We have come a long way in our understanding of how the brain works, but the more we know about it, the more we realize we have much to learn. If artificial neural networks are complex, the body's natural neural network is even more so. However, we are making progress, and a team of researchers from Harvard University may have just provided us with a better way to understand of our brain.
Using an in vitro brain-on-a-chip that they designed to model the brain's connectivity, the team was able to extensively characterize the differences between neurons from the different regions of the brain. "The brain is so much more than individual neurons," said Ben Maoz, a postdoctoral fellow at Harvard's John A. Paulson School of Engineering and Applied Sciences (SEAS) and co-first author of the paper, which is published in the Journal of Neurophysiology. "It's about the different types of cells and the connectivity between different regions of the brain. When modeling the brain, you need to be able to recapitulate that connectivity because there are many different diseases that attack those connections," he added.

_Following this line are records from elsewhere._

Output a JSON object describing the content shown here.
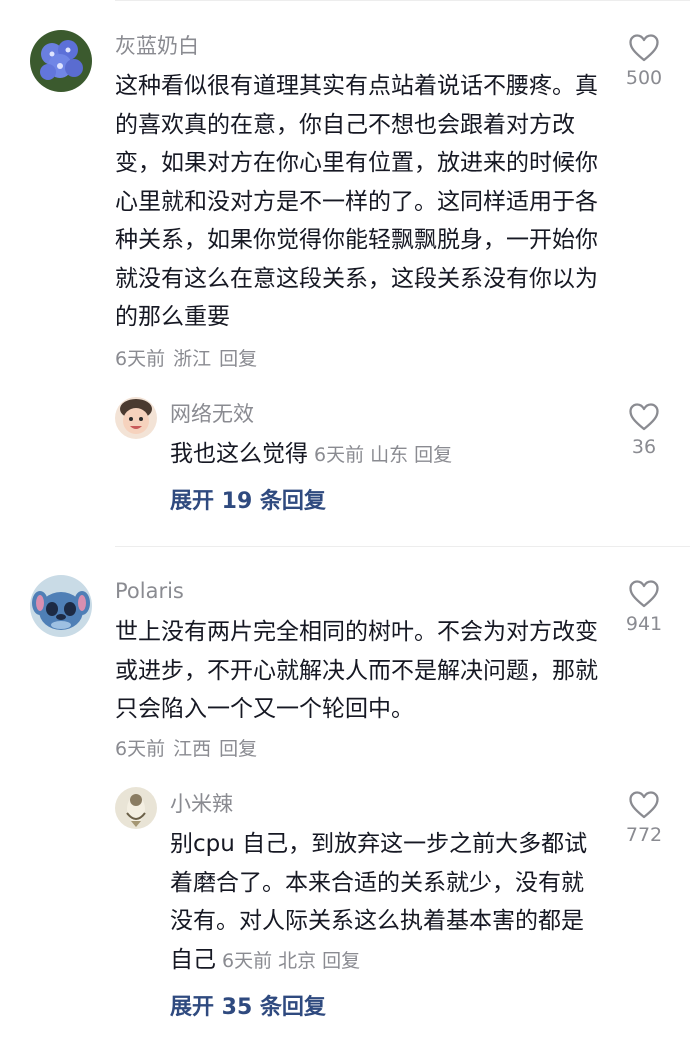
{
  "comments": [
    {
      "username": "灰蓝奶白",
      "text": "这种看似很有道理其实有点站着说话不腰疼。真的喜欢真的在意，你自己不想也会跟着对方改变，如果对方在你心里有位置，放进来的时候你心里就和没对方是不一样的了。这同样适用于各种关系，如果你觉得你能轻飘飘脱身，一开始你就没有这么在意这段关系，这段关系没有你以为的那么重要",
      "time": "6天前",
      "location": "浙江",
      "reply_label": "回复",
      "likes": "500",
      "reply": {
        "username": "网络无效",
        "text": "我也这么觉得",
        "time": "6天前",
        "location": "山东",
        "reply_label": "回复",
        "likes": "36"
      },
      "expand_label": "展开 19 条回复"
    },
    {
      "username": "Polaris",
      "text": "世上没有两片完全相同的树叶。不会为对方改变或进步，不开心就解决人而不是解决问题，那就只会陷入一个又一个轮回中。",
      "time": "6天前",
      "location": "江西",
      "reply_label": "回复",
      "likes": "941",
      "reply": {
        "username": "小米辣",
        "text": "别cpu 自己，到放弃这一步之前大多都试着磨合了。本来合适的关系就少，没有就没有。对人际关系这么执着基本害的都是自己",
        "time": "6天前",
        "location": "北京",
        "reply_label": "回复",
        "likes": "772"
      },
      "expand_label": "展开 35 条回复"
    }
  ],
  "colors": {
    "username": "#8a8b91",
    "text": "#161823",
    "expand": "#2f4a7f",
    "divider": "#ededed"
  },
  "icons": [
    "heart-outline-icon"
  ]
}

The researchers modeled the three regions of the brain that are primarily affected by schizophrenia, namely the amygdala, hippocampus, and prefrontal cortex. The team characterized each region in vitro in terms of cell composition, protein expression, metabolism, and neural electrical activity. After that, they analyzed how neurons from each region of the brain changed when in communication with neurons from other regions.
A View to the Brain
"It's no surprise that neurons in distinct regions of the brain are different, but it is surprising just how different they are," said co-author Stephanie Dauth. "We found that the cell-type ratio, the metabolism, the protein expression, and the electrical activity all differ between regions in vitro. This shows that it does make a difference which brain region's neurons you're working with."
The team noticed that the composition and electrical activity of cells underwent particularly dramatic changes when those cells were in contact with neurons from the brain's other regions. "When the cells are communicating with other regions, the cellular composition of the culture changes, the electrophysiology changes, all these inherent properties of the neurons change," Maoz explained. "This shows how important it is to implement different brain regions into in vitro models, especially when studying how neurological diseases impact connected regions of the brain."
Obviously, this brain-on-a-chip can be a very useful tool for research as it will allow scientists to study neurological and psychological diseases more easily. In fact, the team even demonstrated the effects of a drug that stimulates schizophrenia, Phencyclidine hydrochloride (PCP), on their in vitro model. Through that experiment, they could see how the drug impacted the different brain regions and their connectivity with one another.
This in vitro model could also help lessen the costs of this important research. "Roughly 26 percent of the U.S. healthcare budget is spent on neurological and psychiatric disorders," said Kit Parker from Harvard SEAS. "Tools to support the development of therapeutics to alleviate the suffering of these patients is not only the human thing to do, it is the best means of reducing this cost.